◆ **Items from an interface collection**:
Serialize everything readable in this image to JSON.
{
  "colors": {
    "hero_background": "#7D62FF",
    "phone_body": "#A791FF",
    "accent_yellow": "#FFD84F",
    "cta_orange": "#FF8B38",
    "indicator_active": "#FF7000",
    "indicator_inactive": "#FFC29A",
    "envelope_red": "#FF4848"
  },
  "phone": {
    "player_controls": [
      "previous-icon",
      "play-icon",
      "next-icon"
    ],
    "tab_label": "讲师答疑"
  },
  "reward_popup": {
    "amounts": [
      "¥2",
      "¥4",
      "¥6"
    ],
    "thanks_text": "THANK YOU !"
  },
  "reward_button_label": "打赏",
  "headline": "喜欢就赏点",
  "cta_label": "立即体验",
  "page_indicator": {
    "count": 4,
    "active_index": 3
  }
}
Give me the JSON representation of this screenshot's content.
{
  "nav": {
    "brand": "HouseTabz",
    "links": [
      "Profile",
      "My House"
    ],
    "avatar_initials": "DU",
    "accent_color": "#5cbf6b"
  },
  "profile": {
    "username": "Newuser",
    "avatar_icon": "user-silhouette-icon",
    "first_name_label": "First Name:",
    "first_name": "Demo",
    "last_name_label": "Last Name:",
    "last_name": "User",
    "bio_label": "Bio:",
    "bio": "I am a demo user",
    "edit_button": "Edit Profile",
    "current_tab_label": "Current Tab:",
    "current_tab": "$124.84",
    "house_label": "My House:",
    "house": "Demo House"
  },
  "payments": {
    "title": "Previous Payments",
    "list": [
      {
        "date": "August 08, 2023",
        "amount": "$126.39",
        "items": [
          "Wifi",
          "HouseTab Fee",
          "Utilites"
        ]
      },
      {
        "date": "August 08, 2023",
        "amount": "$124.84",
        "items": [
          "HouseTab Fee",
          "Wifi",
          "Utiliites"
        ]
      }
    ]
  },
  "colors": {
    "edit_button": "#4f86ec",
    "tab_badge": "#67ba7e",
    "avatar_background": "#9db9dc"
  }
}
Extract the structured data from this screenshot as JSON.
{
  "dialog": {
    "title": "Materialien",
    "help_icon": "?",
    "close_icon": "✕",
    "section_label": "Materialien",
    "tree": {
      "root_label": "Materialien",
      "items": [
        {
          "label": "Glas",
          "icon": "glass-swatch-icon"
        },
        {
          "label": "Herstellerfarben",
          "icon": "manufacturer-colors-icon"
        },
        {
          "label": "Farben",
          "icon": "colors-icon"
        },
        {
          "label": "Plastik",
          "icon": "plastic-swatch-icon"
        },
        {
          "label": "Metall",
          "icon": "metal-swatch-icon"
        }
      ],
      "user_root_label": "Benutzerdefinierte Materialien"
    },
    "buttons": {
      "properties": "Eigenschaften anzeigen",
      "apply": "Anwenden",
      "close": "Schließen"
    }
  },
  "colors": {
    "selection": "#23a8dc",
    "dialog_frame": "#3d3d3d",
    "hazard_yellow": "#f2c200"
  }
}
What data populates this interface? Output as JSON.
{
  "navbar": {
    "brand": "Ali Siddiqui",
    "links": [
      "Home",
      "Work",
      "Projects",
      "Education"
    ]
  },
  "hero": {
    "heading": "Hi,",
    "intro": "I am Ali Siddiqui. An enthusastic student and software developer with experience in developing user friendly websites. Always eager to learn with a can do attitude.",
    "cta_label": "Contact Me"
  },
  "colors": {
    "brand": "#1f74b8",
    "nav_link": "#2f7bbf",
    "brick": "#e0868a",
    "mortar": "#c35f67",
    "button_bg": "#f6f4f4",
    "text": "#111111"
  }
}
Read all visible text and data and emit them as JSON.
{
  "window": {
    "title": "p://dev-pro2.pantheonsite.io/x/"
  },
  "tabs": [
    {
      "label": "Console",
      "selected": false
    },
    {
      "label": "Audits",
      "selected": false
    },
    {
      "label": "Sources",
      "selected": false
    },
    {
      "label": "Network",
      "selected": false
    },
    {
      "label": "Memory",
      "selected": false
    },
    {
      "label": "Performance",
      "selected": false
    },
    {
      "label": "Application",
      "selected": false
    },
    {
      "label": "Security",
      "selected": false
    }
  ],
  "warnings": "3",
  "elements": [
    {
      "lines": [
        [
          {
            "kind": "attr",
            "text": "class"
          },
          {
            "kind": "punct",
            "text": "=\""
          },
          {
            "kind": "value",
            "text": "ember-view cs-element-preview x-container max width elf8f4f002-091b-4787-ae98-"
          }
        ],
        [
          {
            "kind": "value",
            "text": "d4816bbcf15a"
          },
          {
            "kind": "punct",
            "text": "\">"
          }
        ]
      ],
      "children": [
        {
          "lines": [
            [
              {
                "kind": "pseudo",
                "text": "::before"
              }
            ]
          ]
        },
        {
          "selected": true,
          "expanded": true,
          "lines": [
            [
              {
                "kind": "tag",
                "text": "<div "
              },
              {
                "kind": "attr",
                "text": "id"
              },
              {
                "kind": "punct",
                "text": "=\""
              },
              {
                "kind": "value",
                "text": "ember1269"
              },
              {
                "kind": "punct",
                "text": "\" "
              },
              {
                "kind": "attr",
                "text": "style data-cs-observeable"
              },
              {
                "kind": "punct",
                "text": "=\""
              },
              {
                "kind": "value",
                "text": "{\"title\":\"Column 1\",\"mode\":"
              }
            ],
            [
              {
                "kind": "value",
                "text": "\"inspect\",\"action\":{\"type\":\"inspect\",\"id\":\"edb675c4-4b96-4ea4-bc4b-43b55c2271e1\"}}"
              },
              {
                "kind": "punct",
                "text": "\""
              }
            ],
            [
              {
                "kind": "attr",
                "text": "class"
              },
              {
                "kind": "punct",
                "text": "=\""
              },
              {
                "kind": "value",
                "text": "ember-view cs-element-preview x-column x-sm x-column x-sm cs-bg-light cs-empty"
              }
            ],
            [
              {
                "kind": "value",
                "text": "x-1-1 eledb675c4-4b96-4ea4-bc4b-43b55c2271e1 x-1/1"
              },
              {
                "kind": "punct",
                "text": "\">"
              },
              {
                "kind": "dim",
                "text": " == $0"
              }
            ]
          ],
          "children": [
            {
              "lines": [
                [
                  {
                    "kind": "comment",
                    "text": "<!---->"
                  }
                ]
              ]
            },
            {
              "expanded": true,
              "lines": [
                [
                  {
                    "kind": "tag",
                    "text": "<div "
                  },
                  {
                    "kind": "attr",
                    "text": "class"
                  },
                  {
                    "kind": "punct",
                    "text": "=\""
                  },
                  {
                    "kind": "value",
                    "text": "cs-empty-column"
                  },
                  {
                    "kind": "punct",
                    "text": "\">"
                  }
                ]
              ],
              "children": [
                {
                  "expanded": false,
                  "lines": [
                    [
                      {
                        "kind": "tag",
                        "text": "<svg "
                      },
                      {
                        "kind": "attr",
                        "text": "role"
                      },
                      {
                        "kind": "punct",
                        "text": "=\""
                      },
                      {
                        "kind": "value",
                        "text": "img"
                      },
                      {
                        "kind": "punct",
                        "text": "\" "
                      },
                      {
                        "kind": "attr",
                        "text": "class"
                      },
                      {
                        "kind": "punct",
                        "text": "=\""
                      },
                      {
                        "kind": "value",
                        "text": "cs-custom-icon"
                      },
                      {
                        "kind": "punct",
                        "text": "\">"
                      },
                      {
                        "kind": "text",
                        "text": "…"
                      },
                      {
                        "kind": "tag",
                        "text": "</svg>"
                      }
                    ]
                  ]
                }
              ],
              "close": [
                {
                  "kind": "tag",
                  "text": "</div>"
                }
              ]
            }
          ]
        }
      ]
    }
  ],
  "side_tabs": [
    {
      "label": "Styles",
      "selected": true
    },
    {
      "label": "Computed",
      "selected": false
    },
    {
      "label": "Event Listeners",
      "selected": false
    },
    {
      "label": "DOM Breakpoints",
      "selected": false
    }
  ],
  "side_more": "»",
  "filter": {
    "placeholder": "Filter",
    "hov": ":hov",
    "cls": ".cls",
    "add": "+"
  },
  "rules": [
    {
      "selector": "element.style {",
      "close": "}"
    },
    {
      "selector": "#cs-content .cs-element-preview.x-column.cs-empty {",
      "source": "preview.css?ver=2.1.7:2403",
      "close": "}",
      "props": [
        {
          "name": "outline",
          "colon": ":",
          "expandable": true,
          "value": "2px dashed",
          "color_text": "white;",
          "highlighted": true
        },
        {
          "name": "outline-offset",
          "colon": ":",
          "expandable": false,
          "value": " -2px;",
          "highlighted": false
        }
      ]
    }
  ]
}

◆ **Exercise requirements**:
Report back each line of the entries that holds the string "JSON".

◆ **Your response**:
Serialize everything readable in this image to JSON.
Give me the JSON representation of this screenshot's content.
Extract the structured data from this screenshot as JSON.
What data populates this interface? Output as JSON.
Read all visible text and data and emit them as JSON.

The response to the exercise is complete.